Start of Data provided

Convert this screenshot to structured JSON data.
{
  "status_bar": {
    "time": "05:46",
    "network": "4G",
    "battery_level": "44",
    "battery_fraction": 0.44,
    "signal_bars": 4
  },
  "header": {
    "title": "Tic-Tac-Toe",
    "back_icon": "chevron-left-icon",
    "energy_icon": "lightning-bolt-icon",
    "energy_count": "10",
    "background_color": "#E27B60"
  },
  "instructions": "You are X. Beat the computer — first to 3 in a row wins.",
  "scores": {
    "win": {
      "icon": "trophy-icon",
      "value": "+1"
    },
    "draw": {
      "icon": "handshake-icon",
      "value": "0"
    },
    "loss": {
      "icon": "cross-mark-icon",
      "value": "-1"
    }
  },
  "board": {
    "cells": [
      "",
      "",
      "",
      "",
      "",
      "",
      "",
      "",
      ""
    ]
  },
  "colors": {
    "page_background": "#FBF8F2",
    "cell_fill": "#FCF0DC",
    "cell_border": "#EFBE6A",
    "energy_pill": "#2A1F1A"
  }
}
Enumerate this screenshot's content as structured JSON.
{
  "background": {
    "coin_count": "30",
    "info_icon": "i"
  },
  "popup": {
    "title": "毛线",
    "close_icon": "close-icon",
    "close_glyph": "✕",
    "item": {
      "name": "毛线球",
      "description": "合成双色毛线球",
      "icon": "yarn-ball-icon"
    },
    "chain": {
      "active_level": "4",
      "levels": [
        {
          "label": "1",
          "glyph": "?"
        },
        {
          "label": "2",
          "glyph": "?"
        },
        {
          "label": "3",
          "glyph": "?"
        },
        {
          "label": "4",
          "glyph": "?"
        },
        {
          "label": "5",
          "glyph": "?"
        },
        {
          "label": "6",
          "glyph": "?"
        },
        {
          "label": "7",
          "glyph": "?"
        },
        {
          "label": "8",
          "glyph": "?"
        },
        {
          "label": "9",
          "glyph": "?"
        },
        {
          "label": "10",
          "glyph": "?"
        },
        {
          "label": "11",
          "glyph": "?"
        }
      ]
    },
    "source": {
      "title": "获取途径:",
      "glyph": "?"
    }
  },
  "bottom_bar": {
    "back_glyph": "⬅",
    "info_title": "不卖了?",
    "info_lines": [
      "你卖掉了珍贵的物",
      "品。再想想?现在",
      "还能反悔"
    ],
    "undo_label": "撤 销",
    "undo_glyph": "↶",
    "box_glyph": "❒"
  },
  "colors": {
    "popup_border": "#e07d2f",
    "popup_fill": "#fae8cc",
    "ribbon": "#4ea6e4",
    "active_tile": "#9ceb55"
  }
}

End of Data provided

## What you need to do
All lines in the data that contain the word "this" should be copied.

## Task response
Convert this screenshot to structured JSON data.
Enumerate this screenshot's content as structured JSON.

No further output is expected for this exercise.